> **Records shown**:

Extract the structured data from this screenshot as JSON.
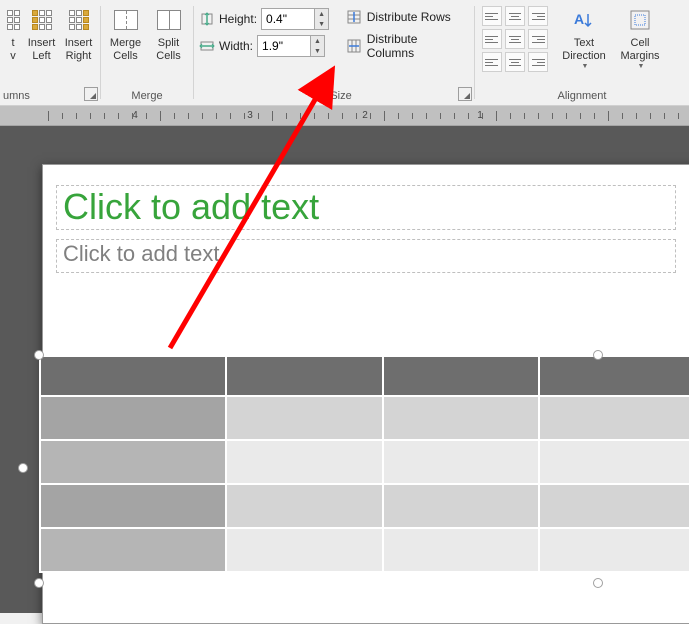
{
  "ribbon": {
    "insert": {
      "group_label": "umns",
      "insert_v": "t\nv",
      "insert_left": "Insert\nLeft",
      "insert_right": "Insert\nRight"
    },
    "merge": {
      "group_label": "Merge",
      "merge_cells": "Merge\nCells",
      "split_cells": "Split\nCells"
    },
    "cellsize": {
      "group_label": "ell Size",
      "height_label": "Height:",
      "height_value": "0.4\"",
      "width_label": "Width:",
      "width_value": "1.9\"",
      "dist_rows": "Distribute Rows",
      "dist_cols": "Distribute Columns"
    },
    "alignment": {
      "group_label": "Alignment",
      "text_direction": "Text\nDirection",
      "cell_margins": "Cell\nMargins"
    }
  },
  "ruler": {
    "labels": [
      "4",
      "3",
      "2",
      "1"
    ]
  },
  "slide": {
    "title_placeholder": "Click to add text",
    "subtitle_placeholder": "Click to add text"
  },
  "annotation": {
    "color": "#ff0000"
  }
}
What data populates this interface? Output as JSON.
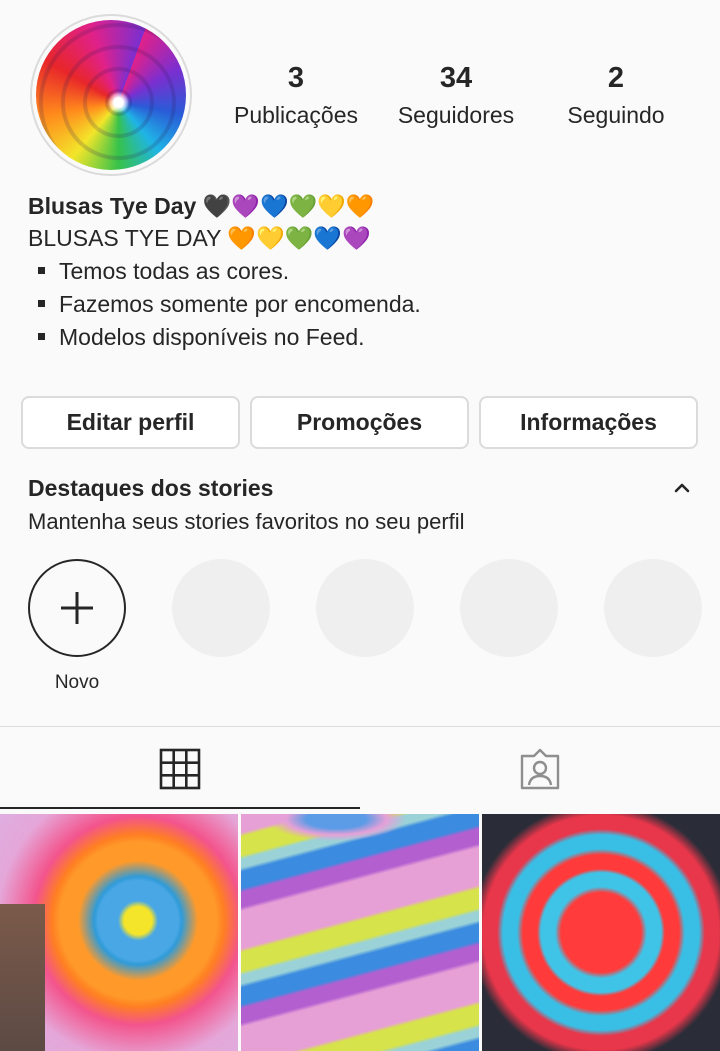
{
  "profile": {
    "stats": [
      {
        "value": "3",
        "label": "Publicações"
      },
      {
        "value": "34",
        "label": "Seguidores"
      },
      {
        "value": "2",
        "label": "Seguindo"
      }
    ],
    "name": "Blusas Tye Day 🖤💜💙💚💛🧡",
    "bio_line": "BLUSAS TYE DAY 🧡💛💚💙💜",
    "bio_bullets": [
      "Temos todas as cores.",
      "Fazemos somente por encomenda.",
      "Modelos disponíveis no Feed."
    ]
  },
  "buttons": {
    "edit": "Editar perfil",
    "promotions": "Promoções",
    "info": "Informações"
  },
  "highlights": {
    "title": "Destaques dos stories",
    "subtitle": "Mantenha seus stories favoritos no seu perfil",
    "new_label": "Novo"
  },
  "tabs": {
    "grid_icon": "grid-icon",
    "tagged_icon": "tagged-person-icon"
  },
  "colors": {
    "text": "#262626",
    "border": "#dbdbdb",
    "background": "#fafafa",
    "placeholder": "#efefef"
  }
}
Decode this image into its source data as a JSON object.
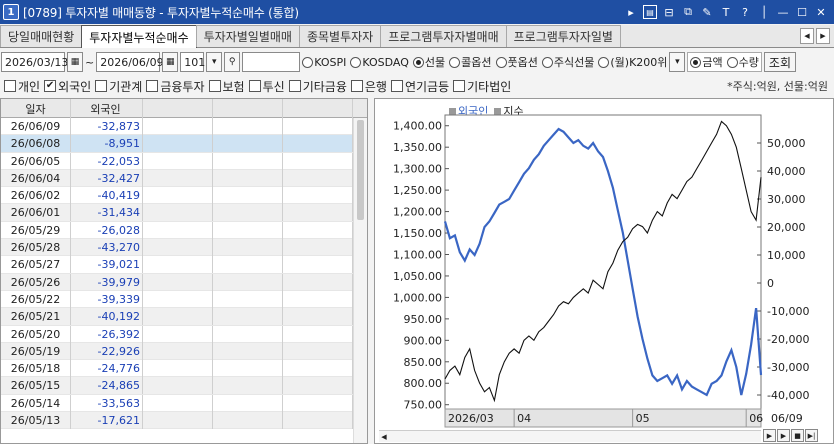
{
  "window": {
    "num": "1",
    "title": "[0789] 투자자별 매매동향 - 투자자별누적순매수 (통합)",
    "icons": [
      "play-icon",
      "layout-icon",
      "split-icon",
      "copy-icon",
      "pin-icon",
      "font-icon",
      "help-icon",
      "minimize-icon",
      "maximize-icon",
      "close-icon"
    ]
  },
  "tabs": [
    "당일매매현황",
    "투자자별누적순매수",
    "투자자별일별매매",
    "종목별투자자",
    "프로그램투자자별매매",
    "프로그램투자자일별"
  ],
  "active_tab": 1,
  "query": {
    "start_date": "2026/03/13",
    "end_date": "2026/06/09",
    "count": "101",
    "search_value": "",
    "market_options": [
      "KOSPI",
      "KOSDAQ",
      "선물",
      "콜옵션",
      "풋옵션",
      "주식선물",
      "(월)K200위"
    ],
    "market_selected": 2,
    "measure_options": [
      "금액",
      "수량"
    ],
    "measure_selected": 0,
    "query_button": "조회"
  },
  "investors": [
    {
      "label": "개인",
      "checked": false
    },
    {
      "label": "외국인",
      "checked": true
    },
    {
      "label": "기관계",
      "checked": false
    },
    {
      "label": "금융투자",
      "checked": false
    },
    {
      "label": "보험",
      "checked": false
    },
    {
      "label": "투신",
      "checked": false
    },
    {
      "label": "기타금융",
      "checked": false
    },
    {
      "label": "은행",
      "checked": false
    },
    {
      "label": "연기금등",
      "checked": false
    },
    {
      "label": "기타법인",
      "checked": false
    }
  ],
  "unit_note": "*주식:억원, 선물:억원",
  "grid": {
    "headers": [
      "일자",
      "외국인"
    ],
    "selected_row": 1,
    "rows": [
      [
        "26/06/09",
        "-32,873"
      ],
      [
        "26/06/08",
        "-8,951"
      ],
      [
        "26/06/05",
        "-22,053"
      ],
      [
        "26/06/04",
        "-32,427"
      ],
      [
        "26/06/02",
        "-40,419"
      ],
      [
        "26/06/01",
        "-31,434"
      ],
      [
        "26/05/29",
        "-26,028"
      ],
      [
        "26/05/28",
        "-43,270"
      ],
      [
        "26/05/27",
        "-39,021"
      ],
      [
        "26/05/26",
        "-39,979"
      ],
      [
        "26/05/22",
        "-39,339"
      ],
      [
        "26/05/21",
        "-40,192"
      ],
      [
        "26/05/20",
        "-26,392"
      ],
      [
        "26/05/19",
        "-22,926"
      ],
      [
        "26/05/18",
        "-24,776"
      ],
      [
        "26/05/15",
        "-24,865"
      ],
      [
        "26/05/14",
        "-33,563"
      ],
      [
        "26/05/13",
        "-17,621"
      ]
    ]
  },
  "chart_data": {
    "type": "line",
    "legend": [
      "외국인",
      "지수"
    ],
    "left_axis": {
      "series": "지수",
      "range": [
        740,
        1425
      ],
      "ticks": [
        750,
        800,
        850,
        900,
        950,
        1000,
        1050,
        1100,
        1150,
        1200,
        1250,
        1300,
        1350,
        1400
      ],
      "tick_labels": [
        "750.00",
        "800.00",
        "850.00",
        "900.00",
        "950.00",
        "1,000.00",
        "1,050.00",
        "1,100.00",
        "1,150.00",
        "1,200.00",
        "1,250.00",
        "1,300.00",
        "1,350.00",
        "1,400.00"
      ]
    },
    "right_axis": {
      "series": "외국인",
      "range": [
        -45000,
        60000
      ],
      "ticks": [
        -40000,
        -30000,
        -20000,
        -10000,
        0,
        10000,
        20000,
        30000,
        40000,
        50000
      ],
      "tick_labels": [
        "-40,000",
        "-30,000",
        "-20,000",
        "-10,000",
        "0",
        "10,000",
        "20,000",
        "30,000",
        "40,000",
        "50,000"
      ]
    },
    "x_labels": [
      {
        "label": "2026/03",
        "index": 0
      },
      {
        "label": "04",
        "index": 14
      },
      {
        "label": "05",
        "index": 38
      },
      {
        "label": "06",
        "index": 61
      }
    ],
    "last_label": "06/09",
    "series": [
      {
        "name": "외국인",
        "color": "#3a66c4",
        "values": [
          22000,
          16000,
          17000,
          11000,
          8000,
          12000,
          10000,
          14000,
          20000,
          22000,
          25000,
          28000,
          29000,
          30000,
          33000,
          36000,
          39000,
          41000,
          44000,
          46000,
          49000,
          51000,
          53000,
          55000,
          54000,
          52000,
          50000,
          51000,
          49000,
          48000,
          50000,
          47000,
          45000,
          40000,
          34000,
          26000,
          18000,
          8000,
          -2000,
          -12000,
          -20000,
          -27000,
          -33000,
          -35000,
          -34000,
          -33000,
          -36000,
          -33000,
          -38000,
          -35000,
          -37000,
          -38000,
          -39000,
          -40000,
          -36000,
          -35000,
          -33000,
          -28000,
          -24000,
          -30000,
          -40000,
          -32427,
          -22053,
          -8951,
          -32873
        ]
      },
      {
        "name": "지수",
        "color": "#111111",
        "values": [
          810,
          830,
          840,
          820,
          860,
          880,
          830,
          800,
          780,
          790,
          760,
          820,
          850,
          870,
          880,
          870,
          900,
          910,
          900,
          920,
          930,
          945,
          960,
          980,
          990,
          985,
          1000,
          1010,
          1020,
          1010,
          1040,
          1030,
          1020,
          1060,
          1080,
          1110,
          1130,
          1140,
          1160,
          1170,
          1165,
          1150,
          1180,
          1200,
          1190,
          1220,
          1240,
          1230,
          1250,
          1270,
          1280,
          1300,
          1320,
          1340,
          1360,
          1380,
          1410,
          1400,
          1380,
          1350,
          1300,
          1250,
          1200,
          1180,
          1280
        ]
      }
    ]
  },
  "chart_nav": [
    "scroll-left-icon",
    "scroll-right-icon",
    "play-icon",
    "stop-icon",
    "next-icon"
  ]
}
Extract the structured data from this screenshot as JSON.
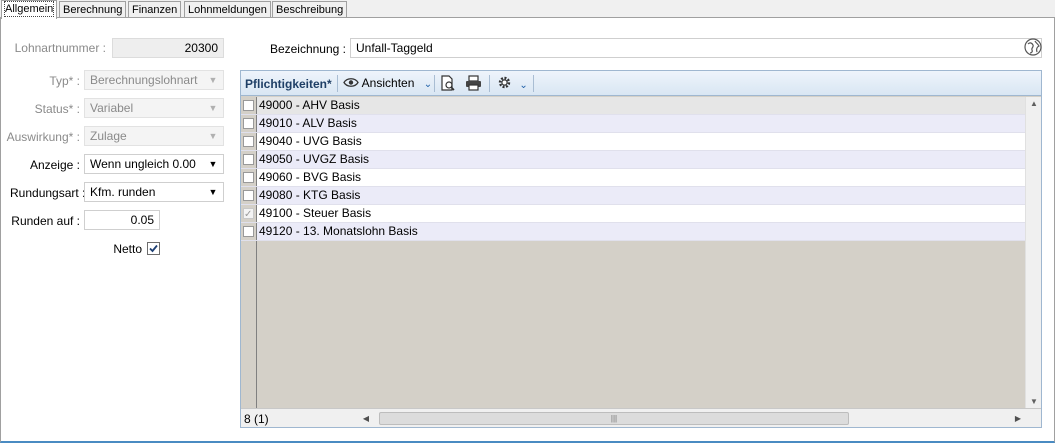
{
  "tabs": [
    {
      "label": "Allgemein",
      "active": true
    },
    {
      "label": "Berechnung",
      "active": false
    },
    {
      "label": "Finanzen",
      "active": false
    },
    {
      "label": "Lohnmeldungen",
      "active": false
    },
    {
      "label": "Beschreibung",
      "active": false
    }
  ],
  "form": {
    "lohnartnummer_label": "Lohnartnummer :",
    "lohnartnummer_value": "20300",
    "typ_label": "Typ* :",
    "typ_value": "Berechnungslohnart",
    "status_label": "Status* :",
    "status_value": "Variabel",
    "auswirkung_label": "Auswirkung* :",
    "auswirkung_value": "Zulage",
    "anzeige_label": "Anzeige :",
    "anzeige_value": "Wenn ungleich 0.00",
    "rundungsart_label": "Rundungsart :",
    "rundungsart_value": "Kfm. runden",
    "runden_auf_label": "Runden auf :",
    "runden_auf_value": "0.05",
    "netto_label": "Netto",
    "netto_checked": true,
    "bezeichnung_label": "Bezeichnung :",
    "bezeichnung_value": "Unfall-Taggeld"
  },
  "grid": {
    "title": "Pflichtigkeiten*",
    "ansichten_label": "Ansichten",
    "rows": [
      {
        "label": "49000 - AHV Basis",
        "checked": false,
        "disabled": false
      },
      {
        "label": "49010 - ALV Basis",
        "checked": false,
        "disabled": false
      },
      {
        "label": "49040 - UVG Basis",
        "checked": false,
        "disabled": false
      },
      {
        "label": "49050 - UVGZ Basis",
        "checked": false,
        "disabled": false
      },
      {
        "label": "49060 - BVG Basis",
        "checked": false,
        "disabled": false
      },
      {
        "label": "49080 - KTG Basis",
        "checked": false,
        "disabled": false
      },
      {
        "label": "49100 - Steuer Basis",
        "checked": true,
        "disabled": true
      },
      {
        "label": "49120 - 13. Monatslohn Basis",
        "checked": false,
        "disabled": false
      }
    ],
    "count": "8 (1)"
  },
  "colors": {
    "accent": "#4a8bc2",
    "toolbar_title": "#1f3f66",
    "alt_row": "#ebebf8"
  }
}
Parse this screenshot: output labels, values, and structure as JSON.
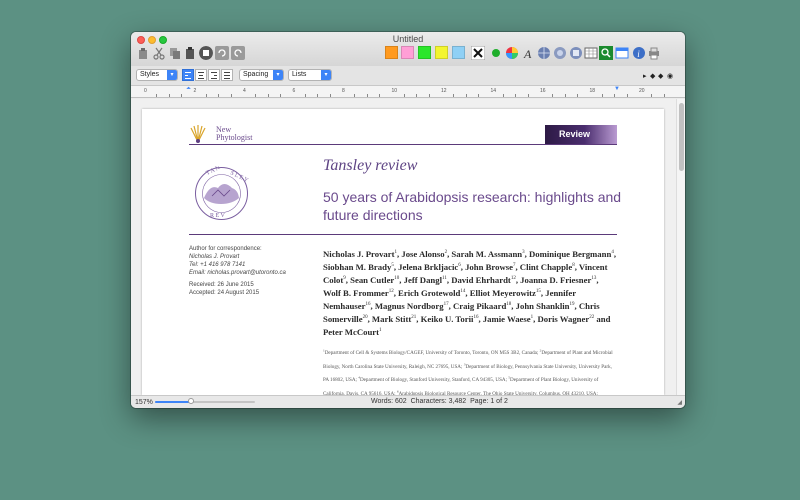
{
  "window": {
    "title": "Untitled"
  },
  "toolbar": {
    "tools": [
      "paste-icon",
      "cut-icon",
      "copy-icon",
      "clipboard-icon",
      "print-preview-icon",
      "undo-icon",
      "redo-icon"
    ],
    "colors": {
      "orange": "#ff9a1f",
      "pink": "#ff9fd6",
      "green": "#2be62b",
      "yellow": "#f3f52f",
      "light_blue": "#8fd0f5"
    },
    "right_tools": [
      "clear-format-icon",
      "green-dot-icon",
      "color-wheel-icon",
      "font-icon",
      "globe-icon",
      "network-icon",
      "insert-icon",
      "table-icon",
      "find-icon",
      "window-icon",
      "info-icon",
      "print-icon"
    ]
  },
  "formatbar": {
    "styles": "Styles",
    "spacing": "Spacing",
    "lists": "Lists"
  },
  "ruler": {
    "numbers": [
      "0",
      "2",
      "4",
      "6",
      "8",
      "10",
      "12",
      "14",
      "16",
      "18",
      "20"
    ]
  },
  "document": {
    "journal": "New Phytologist",
    "journal_line1": "New",
    "journal_line2": "Phytologist",
    "badge": "Review",
    "series": "Tansley review",
    "title": "50 years of Arabidopsis research: highlights and future directions",
    "author_correspondence_label": "Author for correspondence:",
    "correspondent": "Nicholas J. Provart",
    "tel": "Tel: +1 416 978 7141",
    "email": "Email: nicholas.provart@utoronto.ca",
    "received": "Received: 26 June 2015",
    "accepted": "Accepted: 24 August 2015",
    "authors": [
      {
        "name": "Nicholas J. Provart",
        "sup": "1",
        "sep": ", "
      },
      {
        "name": "Jose Alonso",
        "sup": "2",
        "sep": ", "
      },
      {
        "name": "Sarah M. Assmann",
        "sup": "3",
        "sep": ", "
      },
      {
        "name": "Dominique Bergmann",
        "sup": "4",
        "sep": ", "
      },
      {
        "name": "Siobhan M. Brady",
        "sup": "5",
        "sep": ", "
      },
      {
        "name": "Jelena Brkljacic",
        "sup": "6",
        "sep": ", "
      },
      {
        "name": "John Browse",
        "sup": "7",
        "sep": ", "
      },
      {
        "name": "Clint Chapple",
        "sup": "8",
        "sep": ", "
      },
      {
        "name": "Vincent Colot",
        "sup": "9",
        "sep": ", "
      },
      {
        "name": "Sean Cutler",
        "sup": "10",
        "sep": ", "
      },
      {
        "name": "Jeff Dangl",
        "sup": "11",
        "sep": ", "
      },
      {
        "name": "David Ehrhardt",
        "sup": "12",
        "sep": ", "
      },
      {
        "name": "Joanna D. Friesner",
        "sup": "13",
        "sep": ", "
      },
      {
        "name": "Wolf B. Frommer",
        "sup": "12",
        "sep": ", "
      },
      {
        "name": "Erich Grotewold",
        "sup": "14",
        "sep": ", "
      },
      {
        "name": "Elliot Meyerowitz",
        "sup": "15",
        "sep": ", "
      },
      {
        "name": "Jennifer Nemhauser",
        "sup": "16",
        "sep": ", "
      },
      {
        "name": "Magnus Nordborg",
        "sup": "17",
        "sep": ", "
      },
      {
        "name": "Craig Pikaard",
        "sup": "18",
        "sep": ", "
      },
      {
        "name": "John Shanklin",
        "sup": "19",
        "sep": ", "
      },
      {
        "name": "Chris Somerville",
        "sup": "20",
        "sep": ", "
      },
      {
        "name": "Mark Stitt",
        "sup": "21",
        "sep": ", "
      },
      {
        "name": "Keiko U. Torii",
        "sup": "16",
        "sep": ", "
      },
      {
        "name": "Jamie Waese",
        "sup": "1",
        "sep": ", "
      },
      {
        "name": "Doris Wagner",
        "sup": "22",
        "sep": " and "
      },
      {
        "name": "Peter McCourt",
        "sup": "1",
        "sep": ""
      }
    ],
    "affiliations": [
      {
        "sup": "1",
        "text": "Department of Cell & Systems Biology/CAGEF, University of Toronto, Toronto, ON M5S 3B2, Canada; "
      },
      {
        "sup": "2",
        "text": "Department of Plant and Microbial Biology, North Carolina State University, Raleigh, NC 27695, USA; "
      },
      {
        "sup": "3",
        "text": "Department of Biology, Pennsylvania State University, University Park, PA 16802, USA; "
      },
      {
        "sup": "4",
        "text": "Department of Biology, Stanford University, Stanford, CA 94305, USA; "
      },
      {
        "sup": "5",
        "text": "Department of Plant Biology, University of California, Davis, CA 95616, USA; "
      },
      {
        "sup": "6",
        "text": "Arabidopsis Biological Resource Center, The Ohio State University, Columbus, OH 43210, USA; "
      },
      {
        "sup": "7",
        "text": "Institute of Biological Chemistry, Washington State University, Pullman, WA 99164, USA;"
      }
    ]
  },
  "statusbar": {
    "zoom": "157%",
    "zoom_fraction": 0.6,
    "words": "Words: 602",
    "characters": "Characters: 3,482",
    "page": "Page: 1 of 2"
  }
}
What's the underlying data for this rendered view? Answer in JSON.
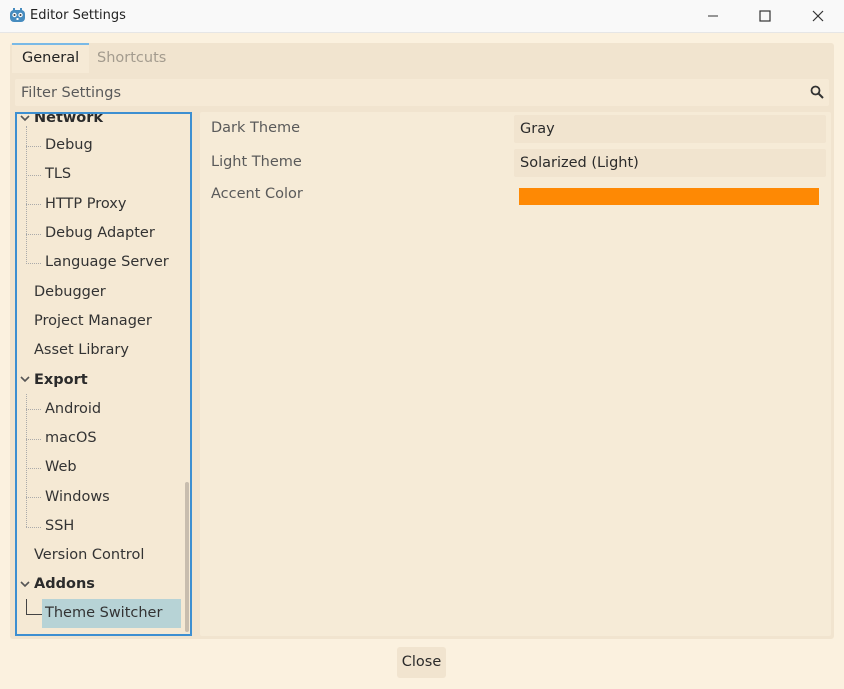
{
  "window": {
    "title": "Editor Settings",
    "icon": "godot-icon",
    "controls": [
      "minimize-icon",
      "maximize-icon",
      "close-icon"
    ]
  },
  "tabs": [
    {
      "label": "General",
      "active": true
    },
    {
      "label": "Shortcuts",
      "active": false
    }
  ],
  "filter": {
    "placeholder": "Filter Settings",
    "value": ""
  },
  "tree": {
    "items": [
      {
        "label": "Network",
        "type": "section",
        "expanded": true
      },
      {
        "label": "Debug",
        "type": "child"
      },
      {
        "label": "TLS",
        "type": "child"
      },
      {
        "label": "HTTP Proxy",
        "type": "child"
      },
      {
        "label": "Debug Adapter",
        "type": "child"
      },
      {
        "label": "Language Server",
        "type": "child"
      },
      {
        "label": "Debugger",
        "type": "item"
      },
      {
        "label": "Project Manager",
        "type": "item"
      },
      {
        "label": "Asset Library",
        "type": "item"
      },
      {
        "label": "Export",
        "type": "section",
        "expanded": true
      },
      {
        "label": "Android",
        "type": "child"
      },
      {
        "label": "macOS",
        "type": "child"
      },
      {
        "label": "Web",
        "type": "child"
      },
      {
        "label": "Windows",
        "type": "child"
      },
      {
        "label": "SSH",
        "type": "child"
      },
      {
        "label": "Version Control",
        "type": "item"
      },
      {
        "label": "Addons",
        "type": "section",
        "expanded": true
      },
      {
        "label": "Theme Switcher",
        "type": "child",
        "selected": true
      }
    ]
  },
  "properties": [
    {
      "label": "Dark Theme",
      "value": "Gray"
    },
    {
      "label": "Light Theme",
      "value": "Solarized (Light)"
    },
    {
      "label": "Accent Color",
      "value_color": "#fe8904"
    }
  ],
  "footer": {
    "close_label": "Close"
  },
  "colors": {
    "background": "#fbf1df",
    "panel": "#f1e4cf",
    "focus_border": "#3d8fd1",
    "selection": "#b7d3d6",
    "accent": "#fe8904"
  }
}
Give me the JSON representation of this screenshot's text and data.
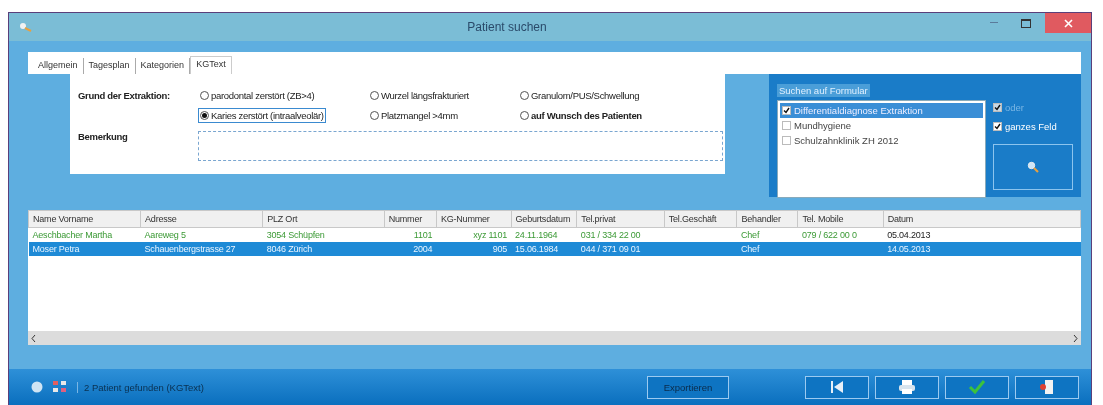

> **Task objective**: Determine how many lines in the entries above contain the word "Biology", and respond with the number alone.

> **Written response**: 5